Soviet leader Leonid Brezhnev declared tonight that the Kremlin wants this week's summit meeting with President Carter in Vienna "to become an important stage of further development of Soviet-American relations" in peaceful coexistence.

Brezhnev, speaking at a Kremlin dinner for visiting Indian Prime Minister Morarji Desai, cast the upcoming summit in the framework of continuing attempts by the two superpowers to lessen world tension and "do everything to prevent an outbreak of nuclear war."

"I would like to emphasize the political significance of the Vienna meeting as a whole," Brezhnev said in a short address to the Indian leader, on his second visit here since becoming prime minister in 1977.

Brezhnev, 72, looked tanned and energetic today when he met Desai at Vnukovo Airport. The Soviet president and party leader will arrive in Vienna on Friday for a four-day summit with Carter, the first meeting between the two heads of state.

"We are to endorse and sign the treaty on strategic offensive arms limitation," Brezhnev said. "It will be a very important joint step to contain the arms race."

Brezhnev did not directly speak of any other bilateral issues to be discussed in Vienna. But his remarks touched on Soviet concerns over two key strategic neighbors of the Soviet Union and India - China and Afghanistan - where the march of events directly concerns the United States as well.

"China's recent aggression against Vietnam, the continued threats to take up arms again to teach somebody 'a lesson' - all this extremely complicates the situation, creates considerable dangers for Asian countries," Brezhnev said. He said the recent renunciation by Peking of its 30-year treaty of friendship with the Soviet Union due to expire in 1980 "cannot but increase doubts about Peking's aims."

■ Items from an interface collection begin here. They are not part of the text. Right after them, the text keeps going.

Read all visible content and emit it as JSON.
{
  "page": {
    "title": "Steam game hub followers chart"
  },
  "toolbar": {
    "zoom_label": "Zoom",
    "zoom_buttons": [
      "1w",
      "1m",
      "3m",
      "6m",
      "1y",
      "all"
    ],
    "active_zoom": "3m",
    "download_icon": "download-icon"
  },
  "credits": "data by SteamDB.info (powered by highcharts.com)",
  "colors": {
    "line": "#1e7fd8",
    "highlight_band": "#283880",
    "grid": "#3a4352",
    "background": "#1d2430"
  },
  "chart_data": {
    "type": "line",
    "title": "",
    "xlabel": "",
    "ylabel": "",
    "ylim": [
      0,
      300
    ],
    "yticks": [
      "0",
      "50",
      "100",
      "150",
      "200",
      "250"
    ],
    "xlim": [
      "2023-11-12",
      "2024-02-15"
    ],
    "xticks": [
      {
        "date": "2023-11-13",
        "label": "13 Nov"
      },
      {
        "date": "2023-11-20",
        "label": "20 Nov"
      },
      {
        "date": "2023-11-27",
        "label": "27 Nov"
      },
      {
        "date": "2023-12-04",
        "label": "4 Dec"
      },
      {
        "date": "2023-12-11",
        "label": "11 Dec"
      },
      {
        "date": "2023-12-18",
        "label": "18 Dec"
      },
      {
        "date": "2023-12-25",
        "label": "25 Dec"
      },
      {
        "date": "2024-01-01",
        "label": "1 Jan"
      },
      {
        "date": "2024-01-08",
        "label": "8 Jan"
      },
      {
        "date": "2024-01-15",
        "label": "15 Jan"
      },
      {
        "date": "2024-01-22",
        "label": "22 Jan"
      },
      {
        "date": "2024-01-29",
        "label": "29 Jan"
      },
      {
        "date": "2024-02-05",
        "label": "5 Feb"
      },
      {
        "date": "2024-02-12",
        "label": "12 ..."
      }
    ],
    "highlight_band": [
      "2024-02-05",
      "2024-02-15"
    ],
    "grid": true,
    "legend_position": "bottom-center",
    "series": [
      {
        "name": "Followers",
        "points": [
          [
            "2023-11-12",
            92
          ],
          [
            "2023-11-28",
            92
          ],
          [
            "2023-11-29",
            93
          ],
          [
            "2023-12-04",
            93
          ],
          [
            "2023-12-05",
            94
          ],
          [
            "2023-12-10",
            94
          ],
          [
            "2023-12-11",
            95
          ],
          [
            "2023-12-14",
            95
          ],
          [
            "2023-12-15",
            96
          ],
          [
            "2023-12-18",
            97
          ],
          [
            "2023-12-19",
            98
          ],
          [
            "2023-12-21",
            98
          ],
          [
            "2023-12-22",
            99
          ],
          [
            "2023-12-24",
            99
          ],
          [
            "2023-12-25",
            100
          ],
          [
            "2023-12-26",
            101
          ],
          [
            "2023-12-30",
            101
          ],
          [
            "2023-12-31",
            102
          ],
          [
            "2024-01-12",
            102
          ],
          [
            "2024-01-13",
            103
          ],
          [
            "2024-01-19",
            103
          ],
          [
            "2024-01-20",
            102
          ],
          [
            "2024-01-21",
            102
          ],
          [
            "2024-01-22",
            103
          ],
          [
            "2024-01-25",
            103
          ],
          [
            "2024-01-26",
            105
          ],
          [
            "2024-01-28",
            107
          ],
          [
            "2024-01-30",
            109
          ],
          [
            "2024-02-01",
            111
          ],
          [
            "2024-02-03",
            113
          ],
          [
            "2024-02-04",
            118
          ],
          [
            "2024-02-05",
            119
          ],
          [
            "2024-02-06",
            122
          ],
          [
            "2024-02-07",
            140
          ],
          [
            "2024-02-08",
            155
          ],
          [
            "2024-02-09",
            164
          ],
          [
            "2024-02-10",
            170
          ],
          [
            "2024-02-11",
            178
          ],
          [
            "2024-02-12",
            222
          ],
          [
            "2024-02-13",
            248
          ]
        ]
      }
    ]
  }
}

Brezhnev "resolutely condemned" what he termed "subversive actions against the Afghan revolution." The Kremlin's ally, the Marxist revolutionary government in Kabul, is locked in a deepening struggle to retain power there.

Authoritative Western sources said today about 3,000 Soviet civilian advisers and about 1,000 military advisers are in Afghanistan to aid the government of Nur Mohammed Taraki, whose family is reportedly in Moscow for safety.

The Soviet leader implied that Moscow would give the Kabul government more aid, asserting: "We shall not leave in need our friend, the Afghan people, who have the right to build life the way they wish." CAPTION: Picture, Soviet President Leonid Brezhnev shakes hands with Indian Prime Minister Morarji Desai during airport welcoming ceremony in Moscow as Foreign Minister Andrei Gromyko, left, and Premier Alexei Kosygin look on. UPI